Movement Two: Rock Giants is about the mountains that makes Colorado so famous. Colorado has the highest average elevation in the United States excluding Alaska and boasts having 53 mountains called "Fourteeners" that are above 14,000 ft (4267.2 meters) elevation above sea level. While in the States, I was particularly fond of a local peak, Pikes Peak, which towers above Colorado Springs like a rocky guardian. Rock Giants was difficult to write because I wanted to capture the power and majesty as well as sheer beauty of the Colorado Rocky Mountains as accurately as I could. I utilized the brass section as well as the percussion section to convey this power while having the woodwinds add a sparkle over the thick brass texture to convey beauty. 


Movement Three: Snowfall is a two-sided piece dealing with both the literal sensation of snowfall and the metaphorical implication of dealing with tragedy and difficult times. There is a strange and reverent beauty in hardship that I find very sobering, much like the feeling I have when watching snow fall in chilling air. If the fourth movement, And the Mountains Still Stand, stands for the response to difficult times, Snowfall takes place directly after or even during the difficult times and demonstrates the complex emotions associated with such events in a delicate and almost intimate instrumentation and melodic themes. This movement heavily features the woodwinds playing a lament as well as some mallet percussion representing the snow. 


Movement Four: And the Mountains Still Stand was the first movement composed out of the four but yet took the longest to complete. I admittedly chose a challenging concept for this movement to write about-the spirit of the Colorado community as well as nature-and I wanted to be sure I captured that spirit as accurately as possible. The movement starts with a single note played by a clarinet that hangs over from the previous movement and continues to figuratively pick itself up as the movement continues, adding more voices and growing more joyous. The movement eventually builds up to a cacophony of beautiful dance-like sounds as a celebration begins, and the momentum continues up to the grand finale. 




Flute 1

Flute 2

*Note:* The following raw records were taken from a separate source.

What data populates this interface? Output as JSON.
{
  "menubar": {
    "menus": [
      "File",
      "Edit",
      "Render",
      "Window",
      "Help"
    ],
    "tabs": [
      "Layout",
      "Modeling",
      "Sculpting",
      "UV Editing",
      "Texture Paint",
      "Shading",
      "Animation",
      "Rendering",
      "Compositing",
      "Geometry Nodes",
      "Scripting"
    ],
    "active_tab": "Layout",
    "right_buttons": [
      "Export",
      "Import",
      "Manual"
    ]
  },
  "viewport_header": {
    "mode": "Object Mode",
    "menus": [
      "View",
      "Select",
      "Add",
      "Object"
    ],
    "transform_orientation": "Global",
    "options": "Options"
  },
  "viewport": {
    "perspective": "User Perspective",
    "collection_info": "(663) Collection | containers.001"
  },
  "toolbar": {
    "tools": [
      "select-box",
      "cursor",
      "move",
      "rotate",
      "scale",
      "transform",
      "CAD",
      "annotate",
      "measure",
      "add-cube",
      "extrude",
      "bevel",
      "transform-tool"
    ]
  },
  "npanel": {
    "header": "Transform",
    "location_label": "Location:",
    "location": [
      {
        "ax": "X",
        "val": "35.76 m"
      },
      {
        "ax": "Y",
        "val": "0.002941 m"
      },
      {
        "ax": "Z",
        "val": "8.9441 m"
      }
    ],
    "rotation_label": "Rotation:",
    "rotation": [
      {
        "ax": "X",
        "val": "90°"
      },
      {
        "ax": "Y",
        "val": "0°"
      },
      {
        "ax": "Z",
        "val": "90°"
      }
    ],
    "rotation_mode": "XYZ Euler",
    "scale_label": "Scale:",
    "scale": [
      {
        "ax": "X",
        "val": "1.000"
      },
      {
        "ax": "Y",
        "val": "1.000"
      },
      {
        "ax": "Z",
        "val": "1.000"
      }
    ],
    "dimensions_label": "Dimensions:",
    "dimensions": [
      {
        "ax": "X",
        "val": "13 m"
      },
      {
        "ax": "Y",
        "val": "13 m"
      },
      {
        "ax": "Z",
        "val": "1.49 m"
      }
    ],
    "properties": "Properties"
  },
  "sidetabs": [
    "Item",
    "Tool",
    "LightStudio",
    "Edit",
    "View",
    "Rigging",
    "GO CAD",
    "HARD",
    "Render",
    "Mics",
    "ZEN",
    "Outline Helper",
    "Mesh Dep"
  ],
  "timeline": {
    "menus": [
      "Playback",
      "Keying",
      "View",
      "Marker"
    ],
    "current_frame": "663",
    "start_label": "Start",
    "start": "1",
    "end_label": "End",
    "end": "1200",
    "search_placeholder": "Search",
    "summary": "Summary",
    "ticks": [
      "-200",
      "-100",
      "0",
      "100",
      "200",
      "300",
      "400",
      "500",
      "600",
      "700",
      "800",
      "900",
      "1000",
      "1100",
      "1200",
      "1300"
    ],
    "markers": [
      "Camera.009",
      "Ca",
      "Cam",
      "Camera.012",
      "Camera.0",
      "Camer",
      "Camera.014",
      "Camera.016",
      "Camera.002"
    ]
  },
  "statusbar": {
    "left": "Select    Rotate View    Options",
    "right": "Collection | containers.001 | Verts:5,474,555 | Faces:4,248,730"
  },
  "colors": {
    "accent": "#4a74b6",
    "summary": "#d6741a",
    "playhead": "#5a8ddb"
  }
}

Alto Flute


English Horn



Eb Clarinet

Bb Clarinet 1

Bb Clarinet 2

Bb Clarinet 3

Bb Bass Clarinet

Bb Contrabass Clarinet

Soprano Saxophone

Alto Saxophone

Tenor Saxophone

Baritone Saxophone

Bb Trumpet 1

Bb Trumpet 2

Bb Trumpet 3

Bb Trumpet 4

F Horn 1

F Horn 2

F Horn 3

F Horn 4

Trombone 1

Trombone 2

Bass Trombone



Double Bass

Snare/Tenor Drums

Bass Drum

Tam Tam











Pitched Glass